The Union of Medical Care Organizations, a coalition of international aid agencies that funds hospitals in Syria and which is partly based in Paris, put the death toll as high as 100 with another 400 suffering from respiratory problems.
But the head of the health authority in rebel-held Idlib said more than 50 people had been killed and 300 wounded.
The death toll is likely to rise further, according to the Union of Medical Care Organizations, a coalition of international aid agencies that funds hospitals in Syria and which is partly based in Paris.
The attack was carried out at a village of Khan Sheikhoun to the south of Idlib had initially been hit before strikes on the White Helmets emergency services centre in Khan Sheikhoun and the Al-Rahme hospital.
London-based Syrian Observatory for Human Rights, said the attack was carried out by Syrian regime jets. According to the group, it caused many people to choke, and some had foam coming out of their mouths.
"This morning, at 6:30am, warplanes targeted Khan Sheikhoun with gases, believed to be sarin and chlorine," said Mounzer Khalil, head of Idlib's health authority.
"Most of the hospitals in Idlib province are now overflowing with wounded people," Khalil told a news conference in Idlib.
Warplanes later struck near a medical point where victims of the attack were receiving treatment, the Observatory and civil defence workers said.
Turkish officials said 15 people, mostly women and children, were also brought into Turkey for treatment.
TRT World's Shamim Chowdhury reports from southern Turkish city of Gaziantep.
Regime denies the attack
A Syrian regime military source denied allegations that the regime forces had used chemical weapons.
The United Nations and the Organisation for the Prohibition of Chemical Weapons (OPCW) previously launched a series of investigations and found that various parties in the Syrian war have used chlorine, sulfur mustard gas and sarin.
An OPCW report published last October said government forces used chlorine in a toxic gas attack in Qmenas in Idlib province in March 2015.
An earlier report by the same team blamed regime troops for chlorine attacks in Talmenes in March 2014 and Sarmin in March 2015. It also said Daesh had used sulfur mustard gas.
The OPCW had no immediate comment on Tuesday.
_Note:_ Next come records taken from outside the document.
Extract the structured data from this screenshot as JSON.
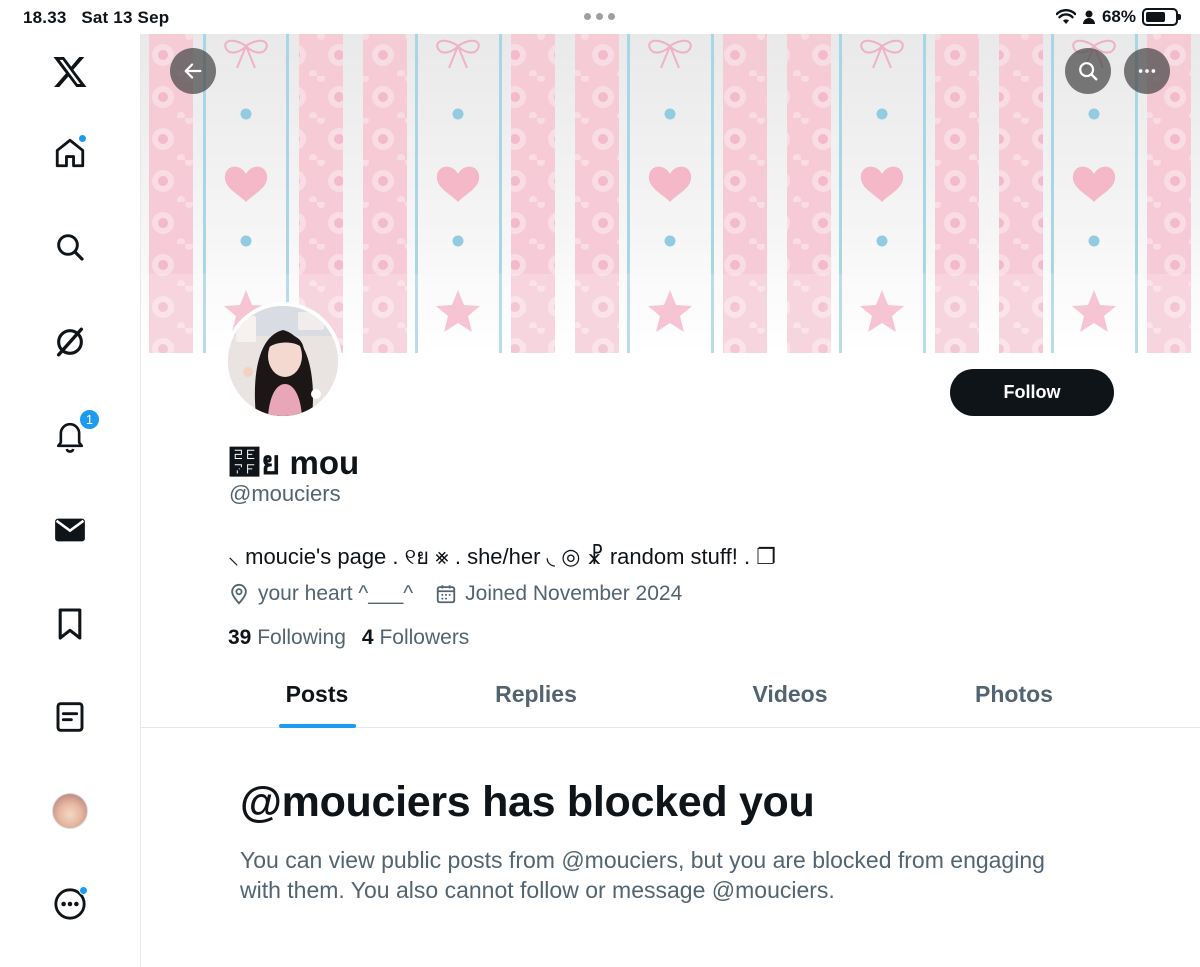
{
  "status_bar": {
    "time": "18.33",
    "date": "Sat 13 Sep",
    "battery": "68%",
    "battery_level": 0.68
  },
  "sidebar": {
    "logo_icon": "x-logo-icon",
    "items": [
      {
        "name": "home",
        "icon": "home-icon",
        "has_dot": true
      },
      {
        "name": "explore",
        "icon": "search-icon"
      },
      {
        "name": "grok",
        "icon": "grok-icon"
      },
      {
        "name": "notifications",
        "icon": "bell-icon",
        "badge": "1"
      },
      {
        "name": "messages",
        "icon": "envelope-icon"
      },
      {
        "name": "bookmarks",
        "icon": "bookmark-icon"
      },
      {
        "name": "lists",
        "icon": "list-icon"
      },
      {
        "name": "profile",
        "icon": "avatar"
      },
      {
        "name": "more",
        "icon": "more-circle-icon",
        "has_dot": true
      }
    ]
  },
  "profile": {
    "display_name": "⹿ย mou",
    "handle": "@mouciers",
    "bio": "⸜ moucie's page  .  ୧ย ⨳  .  she/her ◟ ◎ ☧ random stuff!  .  ❐",
    "location": "your heart ^___^",
    "joined": "Joined November 2024",
    "following_count": "39",
    "following_label": "Following",
    "followers_count": "4",
    "followers_label": "Followers",
    "follow_button": "Follow"
  },
  "tabs": [
    {
      "label": "Posts",
      "active": true
    },
    {
      "label": "Replies",
      "active": false
    },
    {
      "label": "Videos",
      "active": false
    },
    {
      "label": "Photos",
      "active": false
    }
  ],
  "blocked": {
    "title": "@mouciers has blocked you",
    "message": "You can view public posts from @mouciers, but you are blocked from engaging with them. You also cannot follow or message @mouciers."
  },
  "colors": {
    "accent": "#1d9bf0",
    "text_primary": "#0f1419",
    "text_secondary": "#536471",
    "banner_pink": "#f4c7d3",
    "banner_blue": "#a9d6e5"
  }
}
However UN said on Tuesday that its war crimes investigators were looking into the alleged chemical weapons attack on a Syrian town in Idlib as well as reports of a subsequent attack on a medical facility where injured people were being treated.
The UN Commission of Inquiry on Syria said that the use of chemical weapons as well as any deliberate targeting of medical facilities "would amount to war crimes and serious violations of human rights law".
"It is imperative for perpetrators of such attacks to be identified and held accountable," said the independent panel led by Brazilian expert Paulo Pinheiro.
Following the 2013 attack, Syria joined the international Chemical Weapons Convention under a U.S.-Russian deal, averting the threat of US-led military intervention.
Under the deal, Syria agreed to give up its toxic arsenal and surrendered 1,300 tonnes of toxic weapons and industrial chemicals to the international community for destruction.